Overline: Links between greenhouse gases, climate change and air quality
Headline: Air Pollution and Climate Change

Air pollution and climate change are closely related. The main sources of CO2 emissions – the extraction and burning of fossil fuels – are not only key drivers of climate change, but also major sources of air pollutants. Furthermore, many air pollutants that are harmful to human health and ecosystems also contribute to climate change by affecting the amount of incoming sunlight that is reflected or absorbed by the atmosphere, with some pollutants warming and others cooling the Earth. These so-called short-lived climate-forcing pollutants (SLCPs) include methane, black carbon, ground-level ozone, and sulfate aerosols. They have significant impacts on the climate; black carbon and methane in particular are among the top contributors to global warming after CO2.

Air pollution is currently the leading environmental cause of premature death. According to the World Health Organization (WHO), approximately 7 million premature deaths annually are due to the effects of air pollution. Moreover, SLCPs adversely affect ecosystems, including agriculture.

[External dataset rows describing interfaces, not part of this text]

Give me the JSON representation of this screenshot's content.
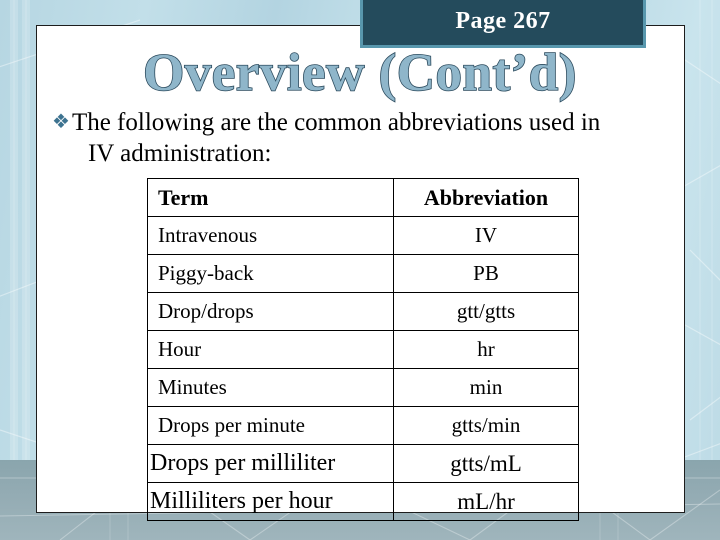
{
  "slide": {
    "page_tab_label": "Page 267",
    "title": "Overview (Cont’d)",
    "bullet_glyph": "❖",
    "body_line1": "The following are the common abbreviations used in",
    "body_line2": "IV administration:"
  },
  "table": {
    "headers": [
      "Term",
      "Abbreviation"
    ],
    "rows": [
      {
        "term": "Intravenous",
        "abbreviation": "IV"
      },
      {
        "term": "Piggy-back",
        "abbreviation": "PB"
      },
      {
        "term": "Drop/drops",
        "abbreviation": "gtt/gtts"
      },
      {
        "term": "Hour",
        "abbreviation": "hr"
      },
      {
        "term": "Minutes",
        "abbreviation": "min"
      },
      {
        "term": "Drops per minute",
        "abbreviation": "gtts/min"
      },
      {
        "term": "Drops per milliliter",
        "abbreviation": "gtts/mL"
      },
      {
        "term": "Milliliters per hour",
        "abbreviation": "mL/hr"
      }
    ]
  },
  "colors": {
    "background_light": "#c2dfe9",
    "background_band": "#93abb3",
    "tab_fill": "#244b5c",
    "tab_border": "#5897ad",
    "title_fill": "#8fb6ca",
    "title_outline": "#2c4b5e",
    "bullet": "#3d7390",
    "panel": "#ffffff",
    "rule": "#000000"
  }
}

In Europe alone, annual crops losses due to ozone are worth several billion euros. Beyond these impacts on health and agriculture, SLCPs are responsible for roughly half of current global warming. Although all plans to minimise climate change depend critically on swift action to reduce CO2 emissions,  internationally agreed climate targets may not be achievable without additional activities to mitigate SLCPs.

Addressing SLCPs: quick wins with many co-benefits

CO2 remains in the atmosphere for a hundred years or more, so its effects on the climate are long-lasting. SLCPs, by contrast, have much shorter atmospheric lifetimes. Many aerosol particles such as black carbon and pollutant gases such as ground-level ozone remain in the atmosphere for only several hours to a few weeks, while methane stays in the atmosphere for about a decade. Changes in the emissions of these shorter-lived gases and particles lead to relatively rapid changes in their atmospheric concentrations. Thus the benefits of mitigating SLCPs would materialise in a relatively short time, presenting an opportunity for quick, coordinated action to improve both air quality and the climate. Indeed, halving air pollution by 2040 could prevent up to 45 million premature deaths.

Understanding and identifying the sources of SLCPs and tailoring mitigation options to specific political, social and economic contexts are key challenges. Today, climate change and air quality are often addressed in separate policy arenas and at different levels. Climate change is typically addressed at international and national levels, for example, in the United Nations Framework Convention on Climate Change (UNFCCC), which focuses on the mitigation of CO2 in particular. SLCPs are partially addressed by the Montreal Protocol to the Vienna Convention for the Protection of the Ozone Layer and the Gotheburg Protocol to the Convention on Long-Range Transboundary Air Pollution. Furthermore, at local and regional levels, SLCP emissions are tackled by local air-quality action plans or international programs with a regional focus, for example, the Task Force on Hemispheric Transport of Air Pollution (HTAP). Recently, however, there have been increasing efforts to bridge the policy divide between air quality and climate change, for example, via the Climate and Clean Air Coalition (CCAC), which was created in 2012. The CCAC is a voluntary initiative under the United Nations Environment Programme (UNEP), in which the IASS is an active Non-State Partner currently serving on the CCAC Steering Committee.

IASS research on air quality and climate change

In this research area, the IASS is conducting the following activities:

  • joint development, demonstration and assessment of SLCP mitigation measures with stakeholders from all parts of society
  • field measurement campaigns and monitoring of air pollutants in cooperation with local stakeholders to better understand levels, sources, and impacts of air pollution
  • targeted studies using computer models that link sources and concentrations of SLCPs and facilitate the assessment of mitigation options
  • collaboration with decision-makers at the science-policy interface at national and international levels based on our scientific results and analyses, to support and inform initiatives to reduce SLCP emissions and make scientific findings accessible to non-specialist audiences

Our work is currently focused on Europe, in particular the Berlin-Brandenburg area, the Southern Himalayan region, especially Nepal, as well as the Eurasian Arctic. We also engage policy communities and stakeholders at local, regional and global levels.

Photo on front page: (c) istock; photo above article and illustration: (c) IASS